I’ve realized that loving me, putting my feelings first, being compassionate for my own being, is far more important than any outside friendship. Because when you love yourself and know the value you bring as a friend when others don’t, I think that’s when it’s time to call it quits to a friendship that no longer brings positivity to your life and family. There will be a mourning period, but I simply wish them well and move on.
In this post here Dr. Perry, highlights the love and sympathy you should have for yourself, and asks, what kind of friend are you being to yourself? I think first and foremost be a friend to yourself to then know what to look for in friendships.
Written by Dr. Perry, PhD Image Credit: Pixabay “A friend is a gift you give yourself.” ~Robert Louis Stevenson What kind of friend are you? Are you attentive, kind and compassionate or, are you neglectful, uncaring and critical? Scrolling through quotes on the internet, I was reminded of the immense value we place on friendship. […]

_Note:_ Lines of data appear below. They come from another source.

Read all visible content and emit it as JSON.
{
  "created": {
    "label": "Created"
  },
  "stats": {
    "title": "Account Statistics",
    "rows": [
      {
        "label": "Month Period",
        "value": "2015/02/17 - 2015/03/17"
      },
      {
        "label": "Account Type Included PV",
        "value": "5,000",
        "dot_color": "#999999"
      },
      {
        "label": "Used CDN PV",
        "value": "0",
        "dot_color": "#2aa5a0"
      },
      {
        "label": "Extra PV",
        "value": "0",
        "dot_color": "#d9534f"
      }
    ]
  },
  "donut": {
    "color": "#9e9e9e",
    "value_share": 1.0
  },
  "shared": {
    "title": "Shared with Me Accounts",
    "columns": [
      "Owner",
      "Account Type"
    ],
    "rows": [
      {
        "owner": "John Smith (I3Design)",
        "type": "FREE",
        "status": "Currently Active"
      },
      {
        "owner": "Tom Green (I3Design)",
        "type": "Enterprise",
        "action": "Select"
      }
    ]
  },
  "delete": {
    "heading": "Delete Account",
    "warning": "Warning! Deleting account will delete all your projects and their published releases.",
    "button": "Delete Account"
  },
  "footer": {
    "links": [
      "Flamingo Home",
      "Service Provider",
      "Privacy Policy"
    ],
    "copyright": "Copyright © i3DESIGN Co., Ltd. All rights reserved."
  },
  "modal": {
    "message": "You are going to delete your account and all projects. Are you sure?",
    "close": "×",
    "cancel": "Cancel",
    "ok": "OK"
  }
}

via Are You a Good Friend to Yourself? — MakeItUltra™ Psychology